    Aerospace engineers specifically work on aircraft and spacecraft, while mechanical engineers can work on a variety of mechanical systems not necessarily related to aviation or space. While both fields require similar skills and can often deal with similar technologies, the applications and design constraints can be very different, especially considering the unique environmental and physical factors that aerospace engineers often have to consider in their designs.

    Can an aerospace engineer work for car manufacturing companies?

    Yes, indeed. They can adapt their skills to many diverse fields, including automotive. In a car manufacturing company, they can lend their expertise in aerodynamics, lightweight materials, and efficient engines. They can be key in designing more fuel-efficient, safe, and streamlined vehicles.

    Is creativity important in the job of an aerospace engineer?

    While aerospace engineering is a highly technical field, creativity is a valuable asset. The industry often demands innovative solutions to complex challenges. From conceptualizing new types of aircraft to developing efficient propulsion systems, creativity enables engineers to come up with inventive designs that might give their employer or client an advantage in a competitive market.

    What’s the role of an aerospace engineer in space exploration?

    Aerospace engineers design and develop spacecraft and propulsion systems, test equipment for functionality and safety, and work on satellite technology. They also come up with solutions to allow human life in space by designing systems that can maintain an environment conducive to human life.
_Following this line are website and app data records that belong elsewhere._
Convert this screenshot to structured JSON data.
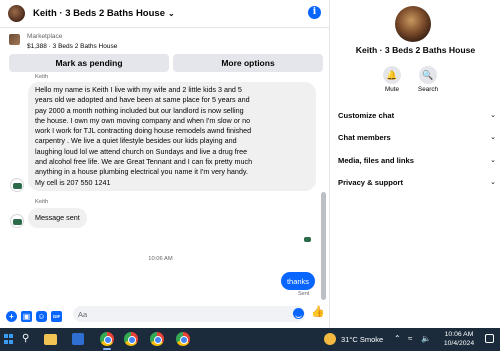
{
  "chat": {
    "title": "Keith · 3 Beds 2 Baths House",
    "marketplace_label": "Marketplace",
    "listing_summary": "$1,388 · 3 Beds 2 Baths House",
    "mark_pending_label": "Mark as pending",
    "more_options_label": "More options",
    "messages": [
      {
        "sender": "Keith",
        "lines": [
          "Hello my name is Keith I live with my wife and 2 little kids 3 and 5",
          "years old we adopted and have been at same place for 5 years and",
          "pay 2000 a month nothing included but our landlord is now selling",
          "the house. I own my own moving company and when I'm slow or no",
          "work I work for TJL contracting doing house remodels awnd finished",
          "carpentry .  We live a quiet lifestyle besides our kids playing and",
          "laughing loud lol we attend church on Sundays  and live a drug free",
          "and alcohol free life.  We are Great Tennant and I can fix pretty much",
          "anything in a house plumbing electrical you name it I'm very handy.",
          "My cell is 207 550 1241"
        ]
      },
      {
        "sender": "Keith",
        "text": "Message sent"
      }
    ],
    "time_divider": "10:06 AM",
    "outgoing": {
      "text": "thanks",
      "status": "Sent"
    },
    "composer_placeholder": "Aa",
    "like_icon": "thumbs-up-icon",
    "accent_color": "#0866ff"
  },
  "details": {
    "name": "Keith · 3 Beds 2 Baths House",
    "mute_label": "Mute",
    "search_label": "Search",
    "sections": [
      "Customize chat",
      "Chat members",
      "Media, files and links",
      "Privacy & support"
    ]
  },
  "taskbar": {
    "weather": "31°C  Smoke",
    "time": "10:06 AM",
    "date": "10/4/2024"
  }
}
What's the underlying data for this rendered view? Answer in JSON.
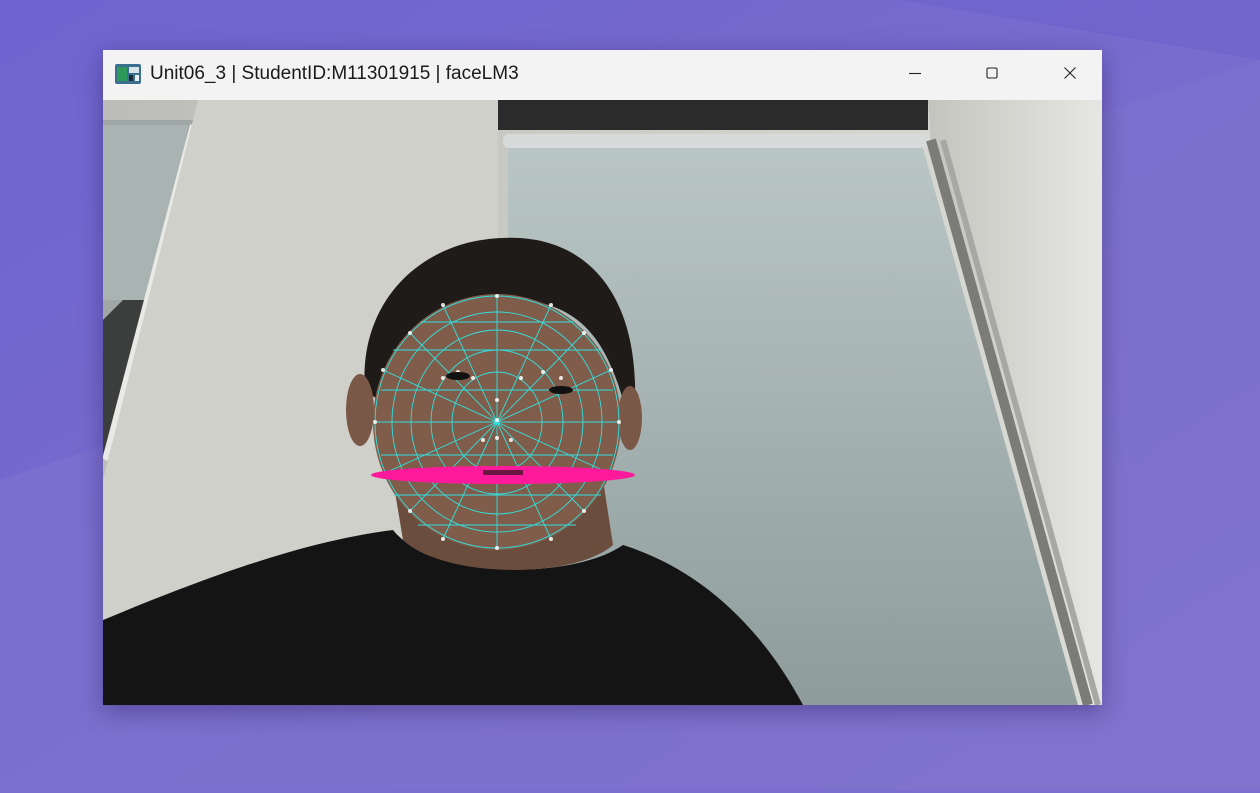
{
  "window": {
    "title": "Unit06_3 | StudentID:M11301915 | faceLM3",
    "app_icon": "opencv-window-icon",
    "controls": [
      "minimize-icon",
      "maximize-icon",
      "close-icon"
    ]
  },
  "colors": {
    "wallpaper": "#7a6fcf",
    "titlebar": "#f3f3f3",
    "mesh": "#2ee8e8",
    "lip_overlay": "#ff1a9c"
  },
  "camera_feed": {
    "content": "webcam frame with face mesh landmarks overlay"
  }
}
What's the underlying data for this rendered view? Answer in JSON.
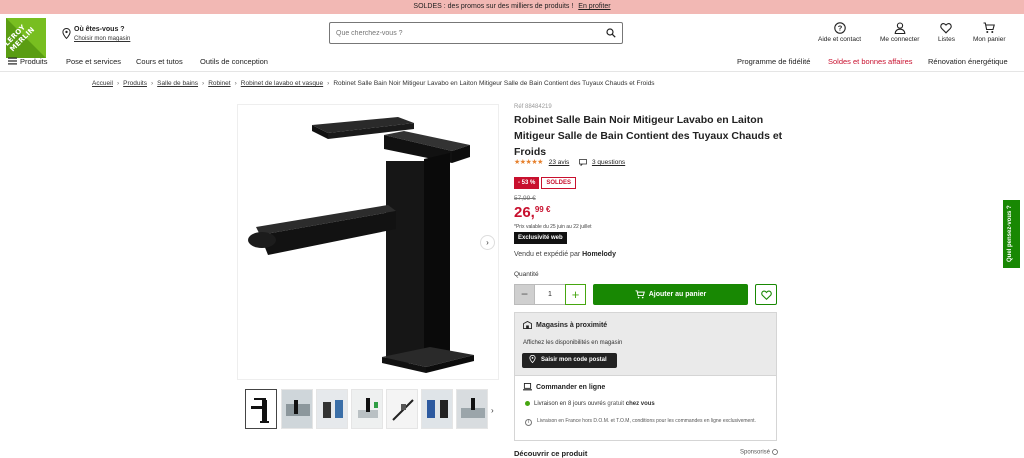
{
  "promo": {
    "text": "SOLDES : des promos sur des milliers de produits !",
    "link": "En profiter"
  },
  "header": {
    "logo_text": "LEROY MERLIN",
    "location_title": "Où êtes-vous ?",
    "location_link": "Choisir mon magasin",
    "search_placeholder": "Que cherchez-vous ?",
    "help": "Aide et contact",
    "account": "Me connecter",
    "lists": "Listes",
    "cart": "Mon panier"
  },
  "nav": {
    "products": "Produits",
    "items": [
      "Pose et services",
      "Cours et tutos",
      "Outils de conception"
    ],
    "right": [
      "Programme de fidélité",
      "Soldes et bonnes affaires",
      "Rénovation énergétique"
    ]
  },
  "breadcrumb": [
    "Accueil",
    "Produits",
    "Salle de bains",
    "Robinet",
    "Robinet de lavabo et vasque",
    "Robinet Salle Bain Noir Mitigeur Lavabo en Laiton Mitigeur Salle de Bain Contient des Tuyaux Chauds et Froids"
  ],
  "product": {
    "ref": "Réf 88484219",
    "title": "Robinet Salle Bain Noir Mitigeur Lavabo en Laiton Mitigeur Salle de Bain Contient des Tuyaux Chauds et Froids",
    "stars": "★★★★★",
    "rating_value": 4.5,
    "reviews": "23 avis",
    "questions": "3 questions",
    "discount": "- 53 %",
    "sale_badge": "SOLDES",
    "old_price": "57,99 €",
    "price_int": "26,",
    "price_dec": "99 €",
    "price_validity": "*Prix valable du 25 juin au 22 juillet",
    "exclusive": "Exclusivité web",
    "seller_prefix": "Vendu et expédié par",
    "seller": "Homelody",
    "qty_label": "Quantité",
    "qty_value": "1",
    "add_to_cart": "Ajouter au panier"
  },
  "stores": {
    "title": "Magasins à proximité",
    "text": "Affichez les disponibilités en magasin",
    "button": "Saisir mon code postal"
  },
  "online": {
    "title": "Commander en ligne",
    "delivery_prefix": "Livraison en 8 jours ouvrés",
    "delivery_free": "gratuit",
    "delivery_suffix": "chez vous",
    "note": "Livraison en France hors D.O.M. et T.O.M, conditions pour les commandes en ligne exclusivement."
  },
  "discover": "Découvrir ce produit",
  "sponsored": "Sponsorisé",
  "feedback": "Quel pensez-vous ?",
  "colors": {
    "brand_green": "#78be20",
    "cta_green": "#188803",
    "sale_red": "#c8102e",
    "promo_pink": "#f2b8b4"
  }
}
From launch to space operations, they are fundamental to every step of space exploration.